“No, it wouldn’t.” She takes a sip; this lovely nectar no longer comes with a price.
Delicious. It’s always delicious, and she has missed it. Her mother would rather die than serve pomegranate juice at any of her parties.
The dog snorts in his sleep; his legs move as if he is chasing monsters. She smiles and sees Hades smile, too.
“He missed you so.”
“And you. Did you miss me?”
He meets her eyes and nods.
He laughs, a soft puff of air that goes with this place more than a full-throated laugh would. It’s a house of small sounds. Nothing like the revels her mother threw while she was home. She closes her eyes and drinks in the softness.
“Next time I’m back with Mother, I think … I think I might sneak away and pop in here. To see the dog.”
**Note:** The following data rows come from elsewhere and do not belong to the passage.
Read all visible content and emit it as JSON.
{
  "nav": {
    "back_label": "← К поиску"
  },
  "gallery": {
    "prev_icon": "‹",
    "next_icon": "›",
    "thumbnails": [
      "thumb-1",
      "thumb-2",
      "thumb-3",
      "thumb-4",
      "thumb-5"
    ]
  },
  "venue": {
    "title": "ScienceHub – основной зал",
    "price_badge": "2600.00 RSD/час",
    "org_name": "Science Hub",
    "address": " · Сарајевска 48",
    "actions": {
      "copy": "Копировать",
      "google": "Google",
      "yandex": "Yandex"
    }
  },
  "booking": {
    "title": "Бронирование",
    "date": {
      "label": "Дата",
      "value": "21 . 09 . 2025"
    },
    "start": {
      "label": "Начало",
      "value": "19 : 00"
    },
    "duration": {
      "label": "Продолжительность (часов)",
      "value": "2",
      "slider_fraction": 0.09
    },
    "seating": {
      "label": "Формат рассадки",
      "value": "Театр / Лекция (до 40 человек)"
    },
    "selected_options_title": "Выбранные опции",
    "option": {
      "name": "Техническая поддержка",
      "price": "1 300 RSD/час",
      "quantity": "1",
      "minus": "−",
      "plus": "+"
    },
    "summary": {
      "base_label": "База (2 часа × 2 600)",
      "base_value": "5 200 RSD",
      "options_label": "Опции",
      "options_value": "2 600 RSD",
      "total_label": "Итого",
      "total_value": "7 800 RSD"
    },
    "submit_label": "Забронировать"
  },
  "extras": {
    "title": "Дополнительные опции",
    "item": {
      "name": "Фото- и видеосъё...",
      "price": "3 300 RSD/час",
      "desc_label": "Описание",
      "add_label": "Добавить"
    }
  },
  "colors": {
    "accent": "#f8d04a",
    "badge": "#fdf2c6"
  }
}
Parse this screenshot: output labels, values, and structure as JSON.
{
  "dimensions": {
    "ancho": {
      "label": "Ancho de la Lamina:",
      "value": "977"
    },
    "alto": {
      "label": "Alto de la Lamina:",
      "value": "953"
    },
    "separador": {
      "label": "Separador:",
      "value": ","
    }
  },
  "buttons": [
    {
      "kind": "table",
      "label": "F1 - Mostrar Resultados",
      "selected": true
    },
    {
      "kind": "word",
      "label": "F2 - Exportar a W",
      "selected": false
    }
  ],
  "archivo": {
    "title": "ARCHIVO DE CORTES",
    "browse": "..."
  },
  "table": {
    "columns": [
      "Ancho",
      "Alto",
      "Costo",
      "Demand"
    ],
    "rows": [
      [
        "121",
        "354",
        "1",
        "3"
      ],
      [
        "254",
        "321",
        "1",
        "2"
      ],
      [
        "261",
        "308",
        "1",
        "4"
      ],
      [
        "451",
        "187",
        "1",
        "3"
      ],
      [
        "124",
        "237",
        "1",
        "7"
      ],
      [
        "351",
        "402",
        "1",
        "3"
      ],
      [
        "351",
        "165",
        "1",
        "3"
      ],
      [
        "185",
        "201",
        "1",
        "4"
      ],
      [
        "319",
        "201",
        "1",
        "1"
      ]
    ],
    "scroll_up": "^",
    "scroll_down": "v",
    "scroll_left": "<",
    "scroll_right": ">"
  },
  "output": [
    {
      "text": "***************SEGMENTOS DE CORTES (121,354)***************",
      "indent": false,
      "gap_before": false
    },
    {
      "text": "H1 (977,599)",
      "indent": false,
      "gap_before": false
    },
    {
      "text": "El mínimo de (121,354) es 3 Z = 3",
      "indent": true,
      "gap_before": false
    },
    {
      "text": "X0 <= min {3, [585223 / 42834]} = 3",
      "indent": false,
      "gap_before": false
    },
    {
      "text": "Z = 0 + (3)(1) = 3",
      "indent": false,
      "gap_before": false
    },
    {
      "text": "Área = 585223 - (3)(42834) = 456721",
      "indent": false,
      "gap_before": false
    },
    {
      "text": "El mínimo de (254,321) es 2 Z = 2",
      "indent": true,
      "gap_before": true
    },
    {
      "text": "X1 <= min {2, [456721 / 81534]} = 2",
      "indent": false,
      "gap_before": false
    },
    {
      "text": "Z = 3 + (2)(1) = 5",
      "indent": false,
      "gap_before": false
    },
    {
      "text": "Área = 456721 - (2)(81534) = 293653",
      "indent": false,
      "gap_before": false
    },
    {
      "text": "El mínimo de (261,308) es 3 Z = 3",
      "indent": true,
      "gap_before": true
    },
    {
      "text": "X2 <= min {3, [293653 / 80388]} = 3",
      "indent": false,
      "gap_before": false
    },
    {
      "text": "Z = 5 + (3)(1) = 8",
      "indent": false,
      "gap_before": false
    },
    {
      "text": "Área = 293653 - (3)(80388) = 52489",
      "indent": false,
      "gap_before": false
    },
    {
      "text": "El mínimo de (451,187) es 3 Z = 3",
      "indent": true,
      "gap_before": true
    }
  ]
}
“Of course. Only to see the dog.” He is smiling broadly. He’s handsome in his way, this man who wanted her so much, this man she should not be with.
This man her mother hates with every fiber of her being.
“Yes. That’s the only reason.” She pulls him down to kiss her.
His touch is sweet, his lips easy on hers, like there is no reason to demand—no longer a reason to steal — when he can simply accept what she offers.
The mist wraps around them as if hiding them from the world.
[Gerri Leen lives in Northern Virginia and originally hails from Seattle. She has stories and poems published or accepted in: Escape Pod, Grimdark, Spellbound, Sword and Sorceress XXIII, Spinetinglers, She Nailed a Stake Through His Head: Tales of Biblical Terror and others. She is editing an anthology, A Quiet Shelter There, which will benefit homeless animals and is due out in 2015 from Hadley Rille Books. See more at http://www.gerrileen.com.]